#### [WORK REQUEST]
Return each line below exactly as it reads, and omit any image in it.

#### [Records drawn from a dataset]
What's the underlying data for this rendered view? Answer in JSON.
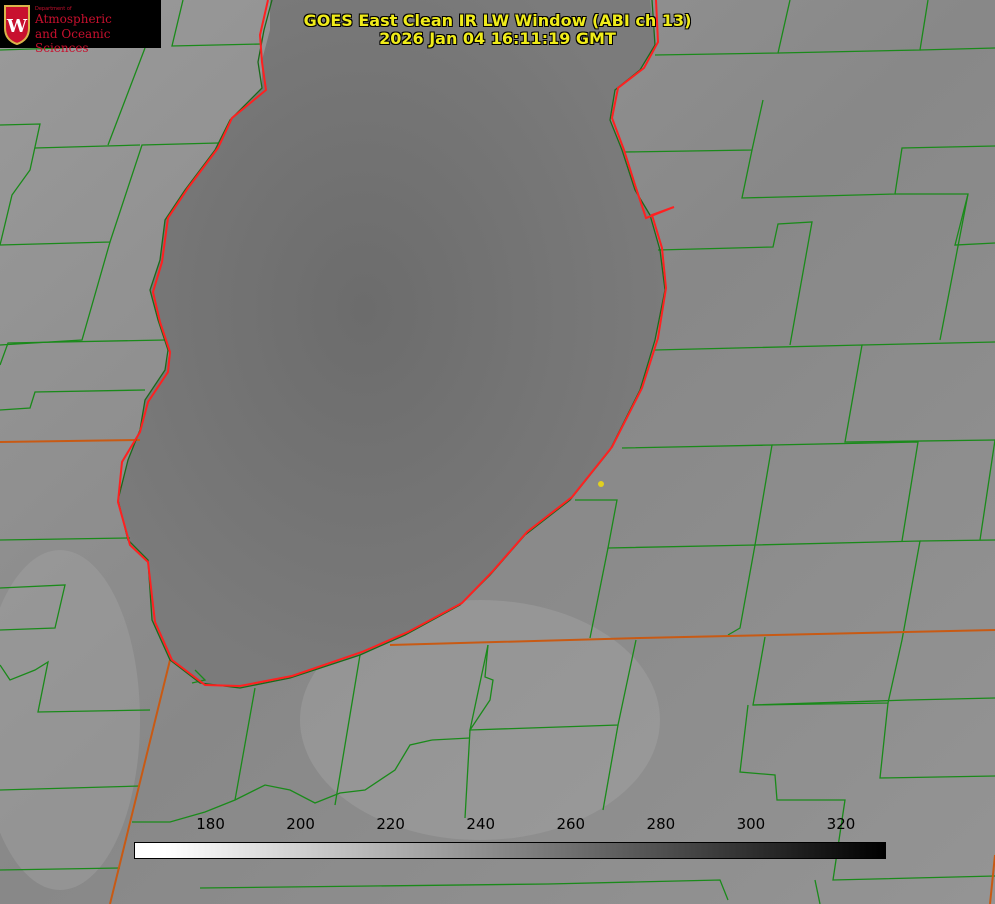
{
  "title": {
    "line1": "GOES East Clean IR LW Window (ABI ch 13)",
    "line2": "2026 Jan 04 16:11:19 GMT"
  },
  "logo": {
    "dept": "Department of",
    "line1": "Atmospheric",
    "line2": "and Oceanic Sciences",
    "crest_letter": "W",
    "color": "#c8102e"
  },
  "colorbar": {
    "ticks": [
      "180",
      "200",
      "220",
      "240",
      "260",
      "280",
      "300",
      "320"
    ],
    "range": [
      163,
      330
    ]
  },
  "colors": {
    "title": "#f0ec1a",
    "county_lines": "#1a8a1a",
    "state_lines": "#c85a14",
    "coastline": "#ff2020",
    "marker": "#e0d020"
  }
}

#### [ANSWER BOX]
What's the underlying data for this rendered view? Answer in JSON.
{
  "title": {
    "line1": "GOES East Clean IR LW Window (ABI ch 13)",
    "line2": "2026 Jan 04 16:11:19 GMT"
  },
  "logo": {
    "dept": "Department of",
    "line1": "Atmospheric",
    "line2": "and Oceanic Sciences",
    "crest_letter": "W",
    "color": "#c8102e"
  },
  "colorbar": {
    "ticks": [
      "180",
      "200",
      "220",
      "240",
      "260",
      "280",
      "300",
      "320"
    ],
    "range": [
      163,
      330
    ]
  },
  "colors": {
    "title": "#f0ec1a",
    "county_lines": "#1a8a1a",
    "state_lines": "#c85a14",
    "coastline": "#ff2020",
    "marker": "#e0d020"
  }
}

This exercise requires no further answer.